* _TASK TO COMPLETE_
In the listing below, find each line that holds the string "Hire" and copy it.
Segment Open
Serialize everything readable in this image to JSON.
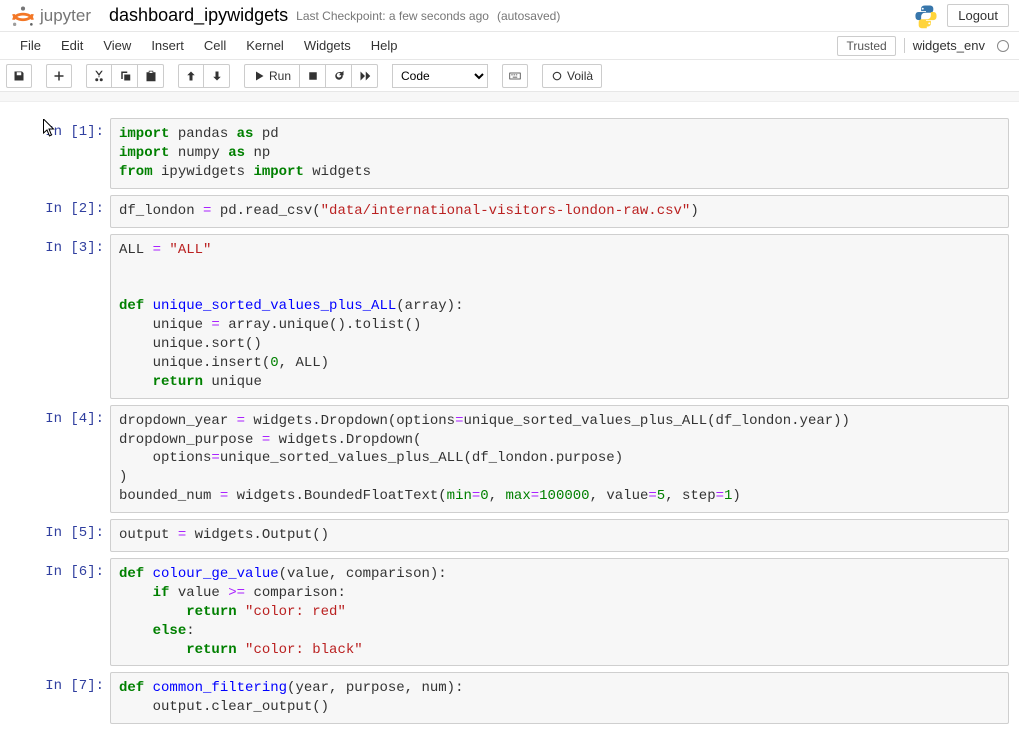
{
  "header": {
    "logo_text": "jupyter",
    "notebook_name": "dashboard_ipywidgets",
    "checkpoint": "Last Checkpoint: a few seconds ago",
    "autosave": "(autosaved)",
    "logout": "Logout"
  },
  "menu": {
    "items": [
      "File",
      "Edit",
      "View",
      "Insert",
      "Cell",
      "Kernel",
      "Widgets",
      "Help"
    ],
    "trusted": "Trusted",
    "kernel": "widgets_env"
  },
  "toolbar": {
    "run_label": "Run",
    "celltype": "Code",
    "voila": "Voilà"
  },
  "cells": [
    {
      "prompt": "In [1]:"
    },
    {
      "prompt": "In [2]:"
    },
    {
      "prompt": "In [3]:"
    },
    {
      "prompt": "In [4]:"
    },
    {
      "prompt": "In [5]:"
    },
    {
      "prompt": "In [6]:"
    },
    {
      "prompt": "In [7]:"
    }
  ],
  "code": {
    "c1": {
      "import": "import",
      "as": "as",
      "from": "from",
      "pandas": " pandas ",
      "pd": " pd",
      "numpy": " numpy ",
      "np": " np",
      "ipywidgets": " ipywidgets ",
      "widgets": " widgets"
    },
    "c2": {
      "lhs": "df_london ",
      "eq": "=",
      "mid": " pd.read_csv(",
      "str": "\"data/international-visitors-london-raw.csv\"",
      "tail": ")"
    },
    "c3": {
      "l1a": "ALL ",
      "eq": "=",
      "l1b": " ",
      "str": "\"ALL\"",
      "def": "def",
      "fname": " unique_sorted_values_plus_ALL",
      "sig": "(array):",
      "l3a": "    unique ",
      "l3b": " array.unique().tolist()",
      "l4": "    unique.sort()",
      "l5a": "    unique.insert(",
      "n0": "0",
      "l5b": ", ALL)",
      "return": "return",
      "l6": " unique"
    },
    "c4": {
      "l1a": "dropdown_year ",
      "eq": "=",
      "l1b": " widgets.Dropdown(options",
      "l1c": "unique_sorted_values_plus_ALL(df_london.year))",
      "l2a": "dropdown_purpose ",
      "l2b": " widgets.Dropdown(",
      "l3a": "    options",
      "l3b": "unique_sorted_values_plus_ALL(df_london.purpose)",
      "l4": ")",
      "l5a": "bounded_num ",
      "l5b": " widgets.BoundedFloatText(",
      "min": "min",
      "n0": "0",
      "comma": ", ",
      "max": "max",
      "n100000": "100000",
      "valuekw": ", value",
      "n5": "5",
      "stepkw": ", step",
      "n1": "1",
      "tail": ")"
    },
    "c5": {
      "l1a": "output ",
      "eq": "=",
      "l1b": " widgets.Output()"
    },
    "c6": {
      "def": "def",
      "fname": " colour_ge_value",
      "sig": "(value, comparison):",
      "if": "if",
      "l2": " value ",
      "ge": ">=",
      "l2b": " comparison:",
      "return": "return",
      "str_red": " \"color: red\"",
      "else": "else",
      "colon": ":",
      "str_black": " \"color: black\""
    },
    "c7": {
      "def": "def",
      "fname": " common_filtering",
      "sig": "(year, purpose, num):",
      "l2": "    output.clear_output()"
    }
  }
}
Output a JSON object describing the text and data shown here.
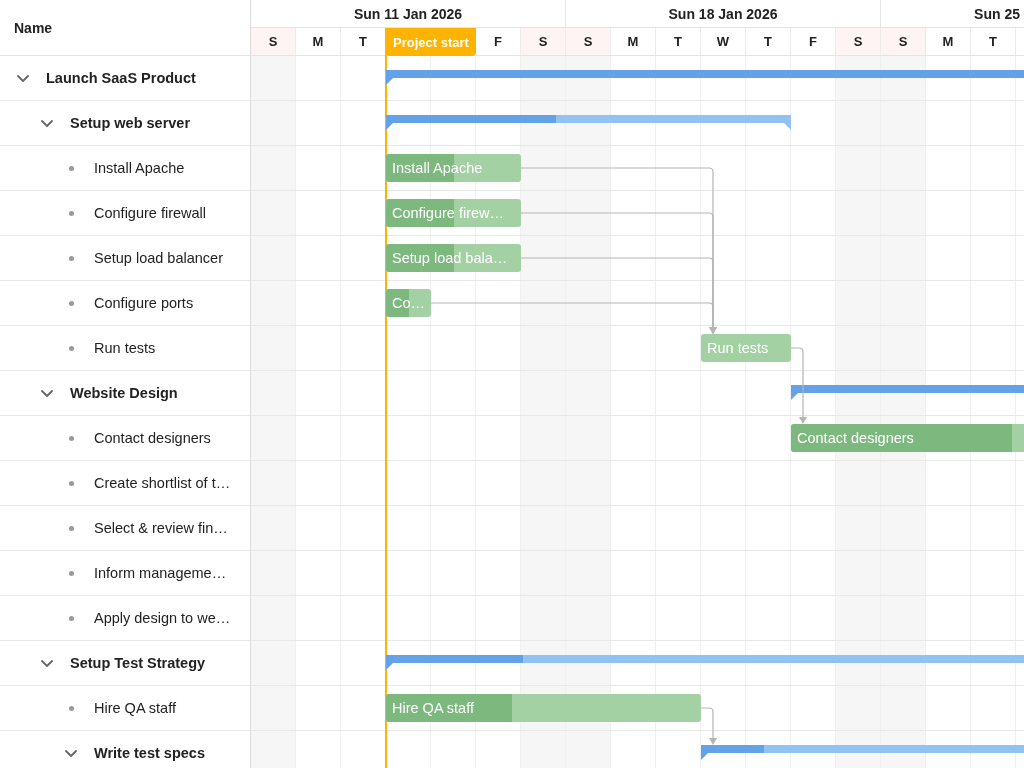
{
  "header": {
    "name_column": "Name"
  },
  "timeline": {
    "weeks": [
      "Sun 11 Jan 2026",
      "Sun 18 Jan 2026",
      "Sun 25"
    ],
    "days": [
      {
        "kind": "day",
        "letter": "S",
        "weekend": true
      },
      {
        "kind": "day",
        "letter": "M",
        "weekend": false
      },
      {
        "kind": "day",
        "letter": "T",
        "weekend": false
      },
      {
        "kind": "marker",
        "label": "Project start"
      },
      {
        "kind": "day",
        "letter": "F",
        "weekend": false
      },
      {
        "kind": "day",
        "letter": "S",
        "weekend": true
      },
      {
        "kind": "day",
        "letter": "S",
        "weekend": true
      },
      {
        "kind": "day",
        "letter": "M",
        "weekend": false
      },
      {
        "kind": "day",
        "letter": "T",
        "weekend": false
      },
      {
        "kind": "day",
        "letter": "W",
        "weekend": false
      },
      {
        "kind": "day",
        "letter": "T",
        "weekend": false
      },
      {
        "kind": "day",
        "letter": "F",
        "weekend": false
      },
      {
        "kind": "day",
        "letter": "S",
        "weekend": true
      },
      {
        "kind": "day",
        "letter": "S",
        "weekend": true
      },
      {
        "kind": "day",
        "letter": "M",
        "weekend": false
      },
      {
        "kind": "day",
        "letter": "T",
        "weekend": false
      }
    ]
  },
  "tasks": [
    {
      "name": "Launch SaaS Product",
      "kind": "summary",
      "expanded": true,
      "level": 1,
      "children": [
        {
          "name": "Setup web server",
          "kind": "summary",
          "expanded": true,
          "level": 0.42,
          "children": [
            {
              "name": "Install Apache",
              "kind": "task",
              "label": "Install Apache",
              "level": 0.5
            },
            {
              "name": "Configure firewall",
              "kind": "task",
              "label": "Configure firew…",
              "level": 0.5
            },
            {
              "name": "Setup load balancer",
              "kind": "task",
              "label": "Setup load bala…",
              "level": 0.5
            },
            {
              "name": "Configure ports",
              "kind": "task",
              "label": "Co…",
              "level": 0.5
            },
            {
              "name": "Run tests",
              "kind": "task",
              "label": "Run tests",
              "level": 0
            }
          ]
        },
        {
          "name": "Website Design",
          "kind": "summary",
          "expanded": true,
          "level": 1,
          "children": [
            {
              "name": "Contact designers",
              "kind": "task",
              "label": "Contact designers",
              "level": 0.82
            },
            {
              "name": "Create shortlist of t…",
              "kind": "task"
            },
            {
              "name": "Select & review fin…",
              "kind": "task"
            },
            {
              "name": "Inform manageme…",
              "kind": "task"
            },
            {
              "name": "Apply design to we…",
              "kind": "task"
            }
          ]
        },
        {
          "name": "Setup Test Strategy",
          "kind": "summary",
          "expanded": true,
          "level": 0.145,
          "children": [
            {
              "name": "Hire QA staff",
              "kind": "task",
              "label": "Hire QA staff",
              "level": 0.4
            },
            {
              "name": "Write test specs",
              "kind": "summary",
              "expanded": true,
              "level": 0.1
            }
          ]
        }
      ]
    }
  ]
}
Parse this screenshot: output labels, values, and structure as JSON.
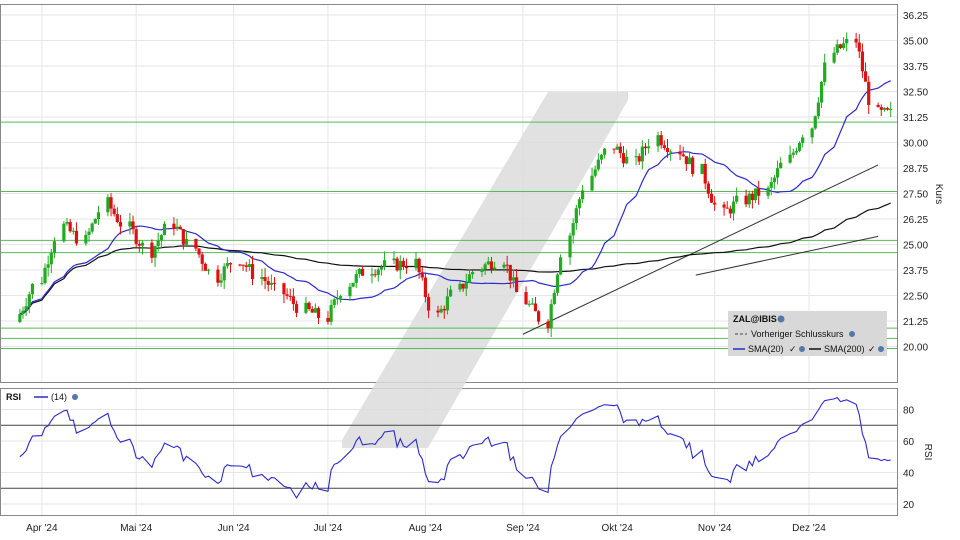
{
  "chart_data": {
    "type": "candlestick",
    "legend": {
      "symbol": "ZAL@IBIS",
      "previous_close_label": "Vorheriger Schlusskurs",
      "sma20_label": "SMA(20)",
      "sma200_label": "SMA(200)"
    },
    "price_panel": {
      "ylabel": "Kurs",
      "ylim": [
        18.75,
        36.25
      ],
      "yticks": [
        "36.25",
        "35.00",
        "33.75",
        "32.50",
        "31.25",
        "30.00",
        "28.75",
        "27.50",
        "26.25",
        "25.00",
        "23.75",
        "22.50",
        "21.25",
        "20.00"
      ],
      "support_resistance_levels": [
        31.0,
        27.6,
        25.2,
        24.6,
        20.9,
        20.4,
        19.9
      ],
      "trendlines": [
        {
          "from": [
            "2024-09-01",
            20.6
          ],
          "to": [
            "2024-12-23",
            28.9
          ]
        },
        {
          "from": [
            "2024-10-26",
            23.5
          ],
          "to": [
            "2024-12-23",
            25.4
          ]
        }
      ],
      "candles_close": [
        {
          "date": "2024-03-25",
          "close": 21.6
        },
        {
          "date": "2024-04-01",
          "close": 23.3
        },
        {
          "date": "2024-04-08",
          "close": 25.9
        },
        {
          "date": "2024-04-15",
          "close": 25.2
        },
        {
          "date": "2024-04-22",
          "close": 27.0
        },
        {
          "date": "2024-04-29",
          "close": 25.8
        },
        {
          "date": "2024-05-06",
          "close": 24.7
        },
        {
          "date": "2024-05-13",
          "close": 26.0
        },
        {
          "date": "2024-05-20",
          "close": 24.8
        },
        {
          "date": "2024-05-27",
          "close": 23.4
        },
        {
          "date": "2024-06-03",
          "close": 24.3
        },
        {
          "date": "2024-06-10",
          "close": 23.4
        },
        {
          "date": "2024-06-17",
          "close": 22.6
        },
        {
          "date": "2024-06-24",
          "close": 21.8
        },
        {
          "date": "2024-07-01",
          "close": 21.4
        },
        {
          "date": "2024-07-08",
          "close": 23.1
        },
        {
          "date": "2024-07-15",
          "close": 23.8
        },
        {
          "date": "2024-07-22",
          "close": 24.0
        },
        {
          "date": "2024-07-29",
          "close": 24.1
        },
        {
          "date": "2024-08-05",
          "close": 21.5
        },
        {
          "date": "2024-08-12",
          "close": 22.8
        },
        {
          "date": "2024-08-19",
          "close": 23.9
        },
        {
          "date": "2024-08-26",
          "close": 24.3
        },
        {
          "date": "2024-09-02",
          "close": 22.2
        },
        {
          "date": "2024-09-09",
          "close": 21.2
        },
        {
          "date": "2024-09-16",
          "close": 25.5
        },
        {
          "date": "2024-09-23",
          "close": 28.4
        },
        {
          "date": "2024-09-30",
          "close": 29.8
        },
        {
          "date": "2024-10-07",
          "close": 29.0
        },
        {
          "date": "2024-10-14",
          "close": 30.3
        },
        {
          "date": "2024-10-21",
          "close": 29.6
        },
        {
          "date": "2024-10-28",
          "close": 28.6
        },
        {
          "date": "2024-11-04",
          "close": 26.5
        },
        {
          "date": "2024-11-11",
          "close": 27.2
        },
        {
          "date": "2024-11-18",
          "close": 27.6
        },
        {
          "date": "2024-11-25",
          "close": 29.2
        },
        {
          "date": "2024-12-02",
          "close": 30.8
        },
        {
          "date": "2024-12-09",
          "close": 34.4
        },
        {
          "date": "2024-12-16",
          "close": 35.0
        },
        {
          "date": "2024-12-23",
          "close": 31.4
        }
      ]
    },
    "rsi_panel": {
      "label": "RSI",
      "period_label": "(14)",
      "ylabel": "RSI",
      "ylim": [
        13,
        93
      ],
      "yticks": [
        "80",
        "60",
        "40",
        "20"
      ],
      "levels": [
        70,
        30
      ]
    },
    "x_axis": {
      "labels": [
        "Apr '24",
        "Mai '24",
        "Jun '24",
        "Jul '24",
        "Aug '24",
        "Sep '24",
        "Okt '24",
        "Nov '24",
        "Dez '24"
      ],
      "label_dates": [
        "2024-04-01",
        "2024-05-01",
        "2024-06-01",
        "2024-07-01",
        "2024-08-01",
        "2024-09-01",
        "2024-10-01",
        "2024-11-01",
        "2024-12-01"
      ],
      "range": [
        "2024-03-19",
        "2024-12-29"
      ]
    },
    "colors": {
      "up": "#22aa22",
      "down": "#dd1111",
      "sma20": "#2a2acc",
      "sma200": "#111111",
      "levels": "#55bb55",
      "rsi": "#2a2acc"
    },
    "grid": true
  }
}
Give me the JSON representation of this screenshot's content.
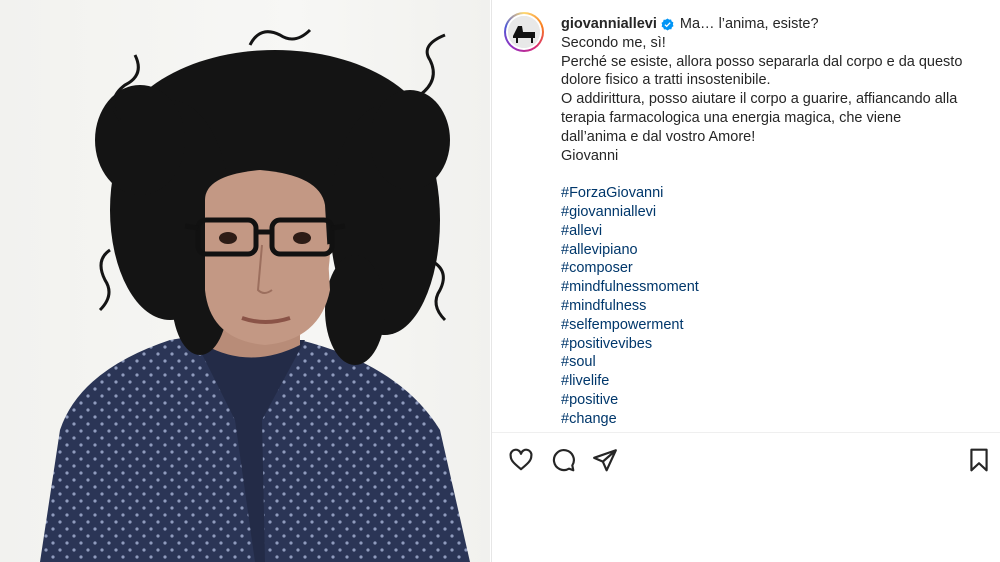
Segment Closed
* _FINISHED EXERCISE_
              "name": "Hire QA staff",
              "label": "Hire QA staff",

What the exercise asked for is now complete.